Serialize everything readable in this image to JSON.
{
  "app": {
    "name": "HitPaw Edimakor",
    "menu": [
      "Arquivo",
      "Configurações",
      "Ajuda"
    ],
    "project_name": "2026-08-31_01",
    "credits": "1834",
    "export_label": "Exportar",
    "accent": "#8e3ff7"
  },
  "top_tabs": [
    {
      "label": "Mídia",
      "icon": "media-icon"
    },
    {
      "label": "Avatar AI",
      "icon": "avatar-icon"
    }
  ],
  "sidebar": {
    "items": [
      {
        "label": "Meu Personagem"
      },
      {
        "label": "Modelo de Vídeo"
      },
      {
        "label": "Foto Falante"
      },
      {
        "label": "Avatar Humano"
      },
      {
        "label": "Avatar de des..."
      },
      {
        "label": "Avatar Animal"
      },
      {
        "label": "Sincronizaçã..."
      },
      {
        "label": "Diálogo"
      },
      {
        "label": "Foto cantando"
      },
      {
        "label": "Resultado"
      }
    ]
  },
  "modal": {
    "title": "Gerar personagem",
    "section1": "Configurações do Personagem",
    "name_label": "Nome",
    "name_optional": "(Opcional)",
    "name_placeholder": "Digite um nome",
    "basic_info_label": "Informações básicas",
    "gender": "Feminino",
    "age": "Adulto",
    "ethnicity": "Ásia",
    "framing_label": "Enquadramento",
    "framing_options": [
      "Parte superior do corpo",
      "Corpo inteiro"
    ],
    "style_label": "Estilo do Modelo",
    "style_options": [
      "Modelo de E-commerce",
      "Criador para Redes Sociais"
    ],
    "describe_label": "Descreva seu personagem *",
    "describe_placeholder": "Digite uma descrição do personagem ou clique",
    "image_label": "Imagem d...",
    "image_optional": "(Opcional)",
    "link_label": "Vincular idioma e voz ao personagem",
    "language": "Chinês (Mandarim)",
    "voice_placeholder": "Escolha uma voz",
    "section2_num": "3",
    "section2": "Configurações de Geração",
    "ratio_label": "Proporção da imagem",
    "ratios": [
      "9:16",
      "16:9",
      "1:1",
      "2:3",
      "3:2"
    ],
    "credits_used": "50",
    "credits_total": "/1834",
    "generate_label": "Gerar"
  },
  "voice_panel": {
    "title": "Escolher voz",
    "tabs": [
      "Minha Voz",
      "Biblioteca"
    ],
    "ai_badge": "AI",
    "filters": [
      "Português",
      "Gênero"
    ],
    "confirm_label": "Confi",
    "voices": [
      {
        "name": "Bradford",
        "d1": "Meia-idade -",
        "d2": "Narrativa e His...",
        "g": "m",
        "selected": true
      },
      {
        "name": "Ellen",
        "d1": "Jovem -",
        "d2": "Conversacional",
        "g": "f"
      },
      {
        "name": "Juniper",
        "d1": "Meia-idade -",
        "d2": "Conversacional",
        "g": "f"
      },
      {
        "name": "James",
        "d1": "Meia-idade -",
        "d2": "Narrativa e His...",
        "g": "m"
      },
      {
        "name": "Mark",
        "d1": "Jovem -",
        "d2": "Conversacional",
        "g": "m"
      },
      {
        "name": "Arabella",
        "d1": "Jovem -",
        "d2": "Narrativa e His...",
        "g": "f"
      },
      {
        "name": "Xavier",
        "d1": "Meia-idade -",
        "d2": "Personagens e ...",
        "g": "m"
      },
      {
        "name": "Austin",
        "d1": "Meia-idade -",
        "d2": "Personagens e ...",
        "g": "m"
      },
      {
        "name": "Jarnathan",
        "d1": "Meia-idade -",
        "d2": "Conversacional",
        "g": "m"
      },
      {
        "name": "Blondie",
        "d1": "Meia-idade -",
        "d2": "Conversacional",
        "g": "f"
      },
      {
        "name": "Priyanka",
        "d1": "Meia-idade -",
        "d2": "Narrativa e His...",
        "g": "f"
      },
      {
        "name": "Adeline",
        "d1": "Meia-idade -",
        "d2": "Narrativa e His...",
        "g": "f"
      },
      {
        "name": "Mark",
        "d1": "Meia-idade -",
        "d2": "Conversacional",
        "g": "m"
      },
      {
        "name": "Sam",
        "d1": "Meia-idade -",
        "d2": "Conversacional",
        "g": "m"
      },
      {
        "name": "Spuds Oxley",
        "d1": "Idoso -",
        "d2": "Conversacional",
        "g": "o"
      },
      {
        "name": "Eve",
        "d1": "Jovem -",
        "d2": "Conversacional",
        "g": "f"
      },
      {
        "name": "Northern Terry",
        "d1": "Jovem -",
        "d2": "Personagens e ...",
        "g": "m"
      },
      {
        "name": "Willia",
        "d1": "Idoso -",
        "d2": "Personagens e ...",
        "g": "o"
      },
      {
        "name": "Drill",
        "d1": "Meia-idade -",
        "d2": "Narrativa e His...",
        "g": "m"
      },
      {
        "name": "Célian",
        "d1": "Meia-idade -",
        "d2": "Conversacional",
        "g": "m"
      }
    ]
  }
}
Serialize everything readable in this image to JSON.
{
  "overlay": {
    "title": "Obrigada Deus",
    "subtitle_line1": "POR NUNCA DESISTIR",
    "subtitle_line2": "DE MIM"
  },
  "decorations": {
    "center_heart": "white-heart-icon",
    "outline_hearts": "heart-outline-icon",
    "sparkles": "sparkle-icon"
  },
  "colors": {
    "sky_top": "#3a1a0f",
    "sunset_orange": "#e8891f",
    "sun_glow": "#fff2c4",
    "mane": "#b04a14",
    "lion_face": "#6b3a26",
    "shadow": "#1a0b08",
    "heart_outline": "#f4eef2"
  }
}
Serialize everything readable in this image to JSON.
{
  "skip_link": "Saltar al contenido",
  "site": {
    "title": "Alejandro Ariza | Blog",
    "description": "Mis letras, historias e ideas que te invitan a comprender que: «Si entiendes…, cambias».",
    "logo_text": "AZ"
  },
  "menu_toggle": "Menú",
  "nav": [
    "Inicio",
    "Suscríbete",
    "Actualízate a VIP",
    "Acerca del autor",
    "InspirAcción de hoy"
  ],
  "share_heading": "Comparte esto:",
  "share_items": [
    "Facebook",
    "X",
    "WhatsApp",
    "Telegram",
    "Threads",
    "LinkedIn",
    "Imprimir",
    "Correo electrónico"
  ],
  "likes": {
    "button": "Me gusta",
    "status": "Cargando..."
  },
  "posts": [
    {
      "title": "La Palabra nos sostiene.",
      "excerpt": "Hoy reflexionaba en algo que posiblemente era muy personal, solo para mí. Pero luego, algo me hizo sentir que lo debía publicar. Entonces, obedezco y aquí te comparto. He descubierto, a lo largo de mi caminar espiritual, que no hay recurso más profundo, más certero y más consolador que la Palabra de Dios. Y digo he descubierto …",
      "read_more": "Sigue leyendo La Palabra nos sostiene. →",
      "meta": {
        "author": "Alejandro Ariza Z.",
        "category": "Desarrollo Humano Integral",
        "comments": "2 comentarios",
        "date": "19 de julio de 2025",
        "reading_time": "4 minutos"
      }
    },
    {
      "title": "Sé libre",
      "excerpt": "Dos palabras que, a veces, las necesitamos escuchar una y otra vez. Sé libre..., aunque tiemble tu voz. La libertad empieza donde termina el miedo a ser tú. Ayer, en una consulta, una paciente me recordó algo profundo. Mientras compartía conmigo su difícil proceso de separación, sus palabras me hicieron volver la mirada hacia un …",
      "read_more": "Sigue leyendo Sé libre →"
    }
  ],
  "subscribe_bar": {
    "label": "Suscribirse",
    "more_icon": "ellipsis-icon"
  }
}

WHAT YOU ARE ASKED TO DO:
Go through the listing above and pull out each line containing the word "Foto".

RESPONSE:
        "label": "Foto Falante"
        "label": "Foto cantando"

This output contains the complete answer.